--- Provided material ---

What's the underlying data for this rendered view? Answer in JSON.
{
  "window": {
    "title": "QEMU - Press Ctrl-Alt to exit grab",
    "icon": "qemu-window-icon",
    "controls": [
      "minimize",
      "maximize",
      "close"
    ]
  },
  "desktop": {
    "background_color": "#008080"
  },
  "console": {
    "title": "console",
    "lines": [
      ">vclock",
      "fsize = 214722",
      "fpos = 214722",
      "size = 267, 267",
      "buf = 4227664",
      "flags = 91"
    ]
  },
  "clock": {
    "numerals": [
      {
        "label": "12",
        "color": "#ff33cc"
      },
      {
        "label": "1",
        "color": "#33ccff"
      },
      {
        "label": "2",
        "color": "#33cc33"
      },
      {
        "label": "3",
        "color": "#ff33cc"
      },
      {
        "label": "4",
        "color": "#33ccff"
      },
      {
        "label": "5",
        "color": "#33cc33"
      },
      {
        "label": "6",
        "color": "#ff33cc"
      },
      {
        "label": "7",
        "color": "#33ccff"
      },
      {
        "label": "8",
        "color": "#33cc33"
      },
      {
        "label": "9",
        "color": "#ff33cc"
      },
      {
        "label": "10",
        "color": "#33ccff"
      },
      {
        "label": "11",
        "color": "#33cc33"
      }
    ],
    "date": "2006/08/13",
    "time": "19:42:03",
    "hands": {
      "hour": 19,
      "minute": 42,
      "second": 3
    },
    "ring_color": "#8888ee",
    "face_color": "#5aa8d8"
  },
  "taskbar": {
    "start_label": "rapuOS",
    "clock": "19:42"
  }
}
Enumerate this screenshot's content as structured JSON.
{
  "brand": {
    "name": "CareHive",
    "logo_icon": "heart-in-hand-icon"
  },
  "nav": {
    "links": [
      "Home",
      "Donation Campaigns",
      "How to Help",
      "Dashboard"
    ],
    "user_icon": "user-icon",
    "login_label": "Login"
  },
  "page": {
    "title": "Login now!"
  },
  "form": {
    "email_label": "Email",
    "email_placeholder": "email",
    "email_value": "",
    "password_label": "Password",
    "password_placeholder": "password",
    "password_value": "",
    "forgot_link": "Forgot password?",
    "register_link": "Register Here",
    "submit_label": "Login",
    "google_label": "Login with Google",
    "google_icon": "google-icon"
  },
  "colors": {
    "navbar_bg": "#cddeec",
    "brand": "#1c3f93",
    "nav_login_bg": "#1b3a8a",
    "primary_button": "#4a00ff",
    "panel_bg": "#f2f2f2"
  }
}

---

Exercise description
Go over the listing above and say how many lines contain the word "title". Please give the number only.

Answer to this problem
3